Best known as simply Woody, he literally invented the video paparazzi game in the 1990s, and powered “Stars Gone Wild” segments on syndicated entertainment shows, before creating and executive producing the hit E! series “Celebrities Uncensored.”
Woody's interactions (some delightful, some downright confrontational) with Hollywood stars after dark were the stuff of legend. The most famous of those moments might be the incident in which one of Woody's photographers, Henry Trappler, was thrown to the ground by Tommy Lee during a fight as he and then wife Pamela Anderson left a club.
But there were also those who loved seeing him, many stars were known to yell “Woody!” as soon as they saw him and his camera.

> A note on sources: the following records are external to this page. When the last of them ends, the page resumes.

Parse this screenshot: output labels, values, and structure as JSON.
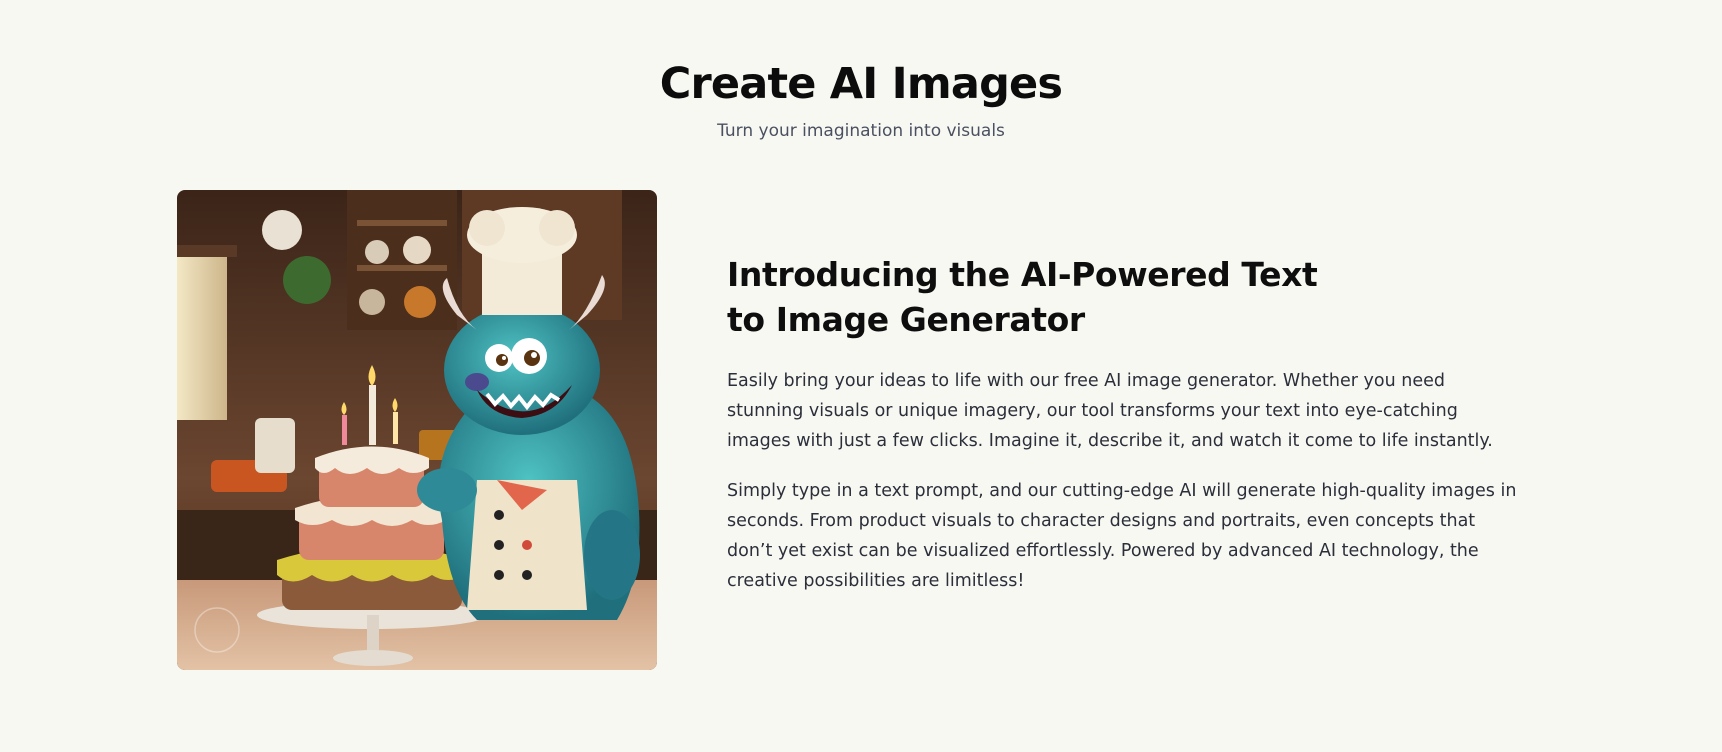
{
  "header": {
    "title": "Create AI Images",
    "subtitle": "Turn your imagination into visuals"
  },
  "feature": {
    "image_alt": "Blue furry monster chef next to a birthday cake",
    "heading": "Introducing the AI-Powered Text to Image Generator",
    "paragraphs": [
      "Easily bring your ideas to life with our free AI image generator. Whether you need stunning visuals or unique imagery, our tool transforms your text into eye-catching images with just a few clicks. Imagine it, describe it, and watch it come to life instantly.",
      "Simply type in a text prompt, and our cutting-edge AI will generate high-quality images in seconds. From product visuals to character designs and portraits, even concepts that don’t yet exist can be visualized effortlessly. Powered by advanced AI technology, the creative possibilities are limitless!"
    ]
  },
  "colors": {
    "background": "#f8f8f3",
    "title": "#0c0c0c",
    "subtitle": "#4a5060",
    "body_text": "#2b2f3a"
  }
}
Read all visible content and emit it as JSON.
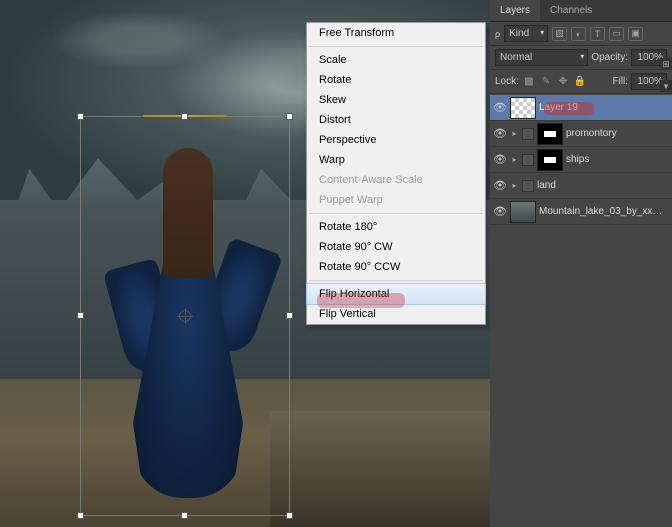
{
  "context_menu": {
    "items": [
      {
        "label": "Free Transform",
        "type": "item"
      },
      {
        "type": "sep"
      },
      {
        "label": "Scale",
        "type": "item"
      },
      {
        "label": "Rotate",
        "type": "item"
      },
      {
        "label": "Skew",
        "type": "item"
      },
      {
        "label": "Distort",
        "type": "item"
      },
      {
        "label": "Perspective",
        "type": "item"
      },
      {
        "label": "Warp",
        "type": "item"
      },
      {
        "label": "Content-Aware Scale",
        "type": "item",
        "disabled": true
      },
      {
        "label": "Puppet Warp",
        "type": "item",
        "disabled": true
      },
      {
        "type": "sep"
      },
      {
        "label": "Rotate 180°",
        "type": "item"
      },
      {
        "label": "Rotate 90° CW",
        "type": "item"
      },
      {
        "label": "Rotate 90° CCW",
        "type": "item"
      },
      {
        "type": "sep"
      },
      {
        "label": "Flip Horizontal",
        "type": "item",
        "highlighted": true
      },
      {
        "label": "Flip Vertical",
        "type": "item"
      }
    ]
  },
  "panel": {
    "tabs": {
      "layers": "Layers",
      "channels": "Channels"
    },
    "filter": {
      "kind": "Kind"
    },
    "blend": {
      "mode": "Normal",
      "opacity_label": "Opacity:",
      "opacity": "100%"
    },
    "lock": {
      "label": "Lock:",
      "fill_label": "Fill:",
      "fill": "100%"
    },
    "layers": [
      {
        "name": "Layer 19",
        "selected": true
      },
      {
        "name": "promontory",
        "group": true
      },
      {
        "name": "ships",
        "group": true
      },
      {
        "name": "land",
        "group": true
      },
      {
        "name": "Mountain_lake_03_by_xxM...",
        "image": true
      }
    ]
  }
}
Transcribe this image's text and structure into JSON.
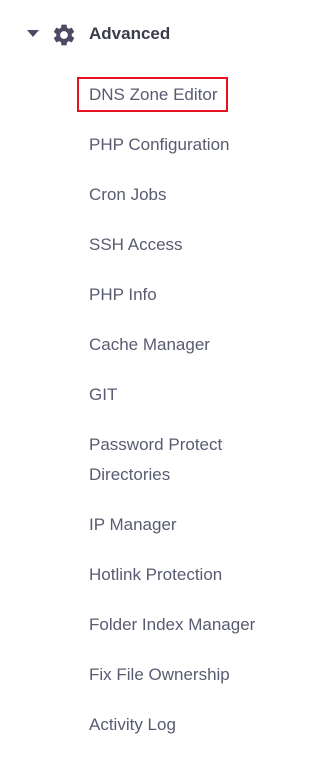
{
  "section": {
    "title": "Advanced",
    "caret_icon": "caret-down-icon",
    "icon": "gear-icon"
  },
  "menu": {
    "items": [
      {
        "label": "DNS Zone Editor",
        "highlighted": true
      },
      {
        "label": "PHP Configuration"
      },
      {
        "label": "Cron Jobs"
      },
      {
        "label": "SSH Access"
      },
      {
        "label": "PHP Info"
      },
      {
        "label": "Cache Manager"
      },
      {
        "label": "GIT"
      },
      {
        "label": "Password Protect Directories"
      },
      {
        "label": "IP Manager"
      },
      {
        "label": "Hotlink Protection"
      },
      {
        "label": "Folder Index Manager"
      },
      {
        "label": "Fix File Ownership"
      },
      {
        "label": "Activity Log"
      }
    ]
  },
  "colors": {
    "text": "#595b70",
    "title": "#3b3d4a",
    "icon": "#4b4c63",
    "highlight_border": "#e5121e"
  }
}
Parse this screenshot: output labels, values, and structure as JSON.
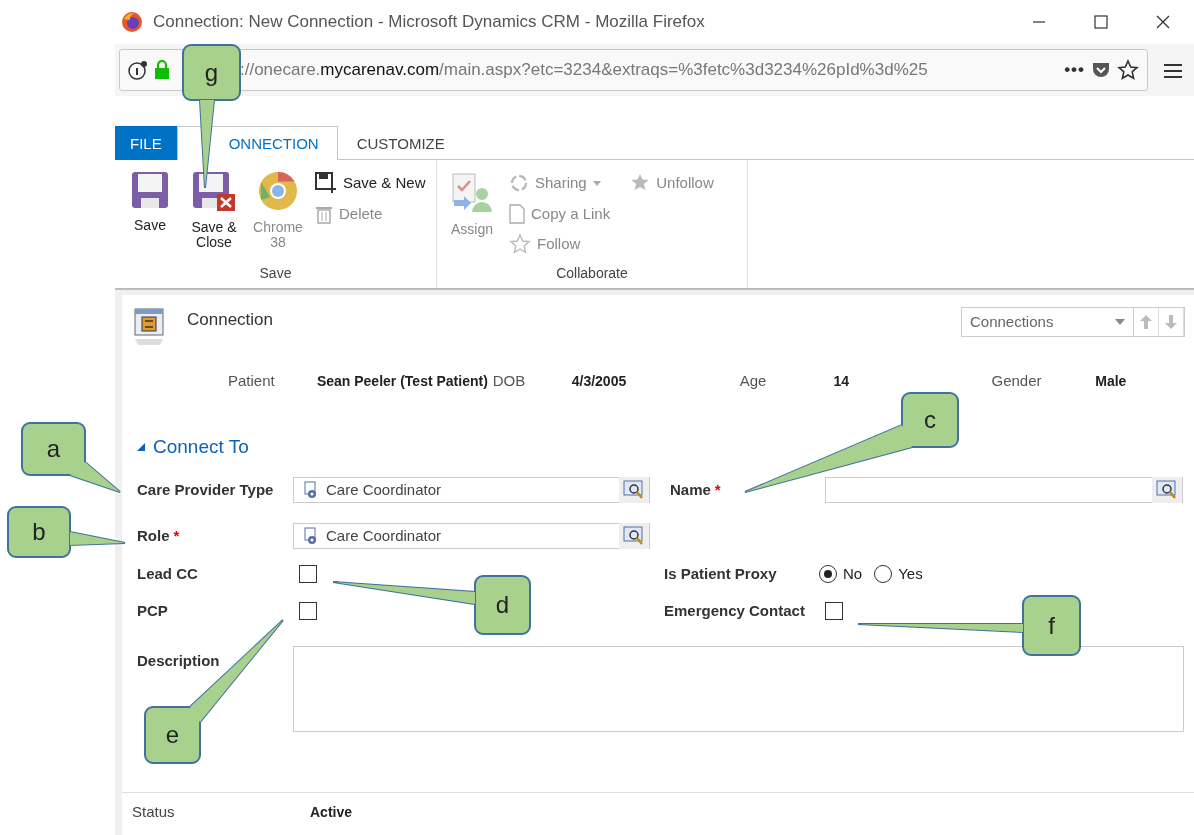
{
  "window": {
    "title": "Connection: New Connection - Microsoft Dynamics CRM - Mozilla Firefox"
  },
  "address_bar": {
    "before": "://onecare.",
    "host": "mycarenav.com",
    "after": "/main.aspx?etc=3234&extraqs=%3fetc%3d3234%26pId%3d%25",
    "more": "•••"
  },
  "ribbon": {
    "tabs": [
      {
        "label": "FILE",
        "kind": "file",
        "selected": false
      },
      {
        "label": "ONNECTION",
        "kind": "tab",
        "selected": true
      },
      {
        "label": "CUSTOMIZE",
        "kind": "tab",
        "selected": false
      }
    ],
    "groups": [
      {
        "label": "Save",
        "columns": [
          [
            {
              "label": "Save",
              "kind": "large",
              "disabled": false
            }
          ],
          [
            {
              "label": "Save & Close",
              "kind": "large",
              "disabled": false
            }
          ],
          [
            {
              "label": "Chrome 38",
              "kind": "large",
              "disabled": true
            }
          ],
          [
            {
              "label": "Save & New",
              "kind": "small",
              "disabled": false
            },
            {
              "label": "Delete",
              "kind": "small",
              "disabled": true
            }
          ]
        ]
      },
      {
        "label": "Collaborate",
        "columns": [
          [
            {
              "label": "Assign",
              "kind": "large",
              "disabled": true
            }
          ],
          [
            {
              "label": "Sharing",
              "kind": "small",
              "disabled": true,
              "dropdown": true
            },
            {
              "label": "Copy a Link",
              "kind": "small",
              "disabled": true
            },
            {
              "label": "Follow",
              "kind": "small",
              "disabled": true
            }
          ],
          [
            {
              "label": "Unfollow",
              "kind": "small",
              "disabled": true
            }
          ]
        ]
      }
    ]
  },
  "form": {
    "title": "Connection",
    "navigator": {
      "value": "Connections"
    },
    "header_fields": [
      {
        "label": "Patient",
        "value": "Sean Peeler (Test Patient)"
      },
      {
        "label": "DOB",
        "value": "4/3/2005"
      },
      {
        "label": "Age",
        "value": "14"
      },
      {
        "label": "Gender",
        "value": "Male"
      }
    ],
    "section": {
      "title": "Connect To",
      "expanded": true
    },
    "rows": [
      [
        {
          "kind": "lookup",
          "label": "Care Provider Type",
          "value": "Care Coordinator"
        },
        {
          "kind": "lookup",
          "label": "Name",
          "required_mark": "*"
        }
      ],
      [
        {
          "kind": "lookup",
          "label": "Role",
          "required_mark": "*",
          "value": "Care Coordinator"
        }
      ],
      [
        {
          "kind": "checkbox",
          "label": "Lead CC",
          "checked": false
        },
        {
          "kind": "radio",
          "label": "Is Patient Proxy",
          "options": [
            {
              "label": "No",
              "selected": true
            },
            {
              "label": "Yes",
              "selected": false
            }
          ]
        }
      ],
      [
        {
          "kind": "checkbox",
          "label": "PCP",
          "checked": false
        },
        {
          "kind": "checkbox",
          "label": "Emergency Contact",
          "checked": false
        }
      ],
      [
        {
          "kind": "textarea",
          "label": "Description"
        }
      ]
    ],
    "footer": {
      "label": "Status",
      "value": "Active"
    }
  },
  "callouts": [
    {
      "label": "g"
    },
    {
      "label": "c"
    },
    {
      "label": "a"
    },
    {
      "label": "b"
    },
    {
      "label": "d"
    },
    {
      "label": "f"
    },
    {
      "label": "e"
    }
  ]
}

His notoriety eventually landed him several appearances on “Entourage” with some of the young Hollywood stars he snapped.
The King of the Paparazzi was so much more than just a man with a camera, he was a man with a storied history beyond Hollywood.
He volunteered to serve in the Vietnam War, and was a medic and platoon leader in the Special Forces, and was highly decorated. He was a bail bondsman in Texas after the war, and then worked for Easy Rider magazine as a photographer, writer, producer and Party Timer.
His photography career took off when he shot pictures of his actress friend Mary Crosby rescuing horses from a Malibu fire, which ran in Star magazine. He parlayed that money into the beginning of his photo career. Some of his earliest set photos were of star Jan Michael Vincent and Ali MacGraw.
His stories were epic and endless, his photos and videos will live forever in tabloid infamy. He was and always will be the King of the Paparazzi.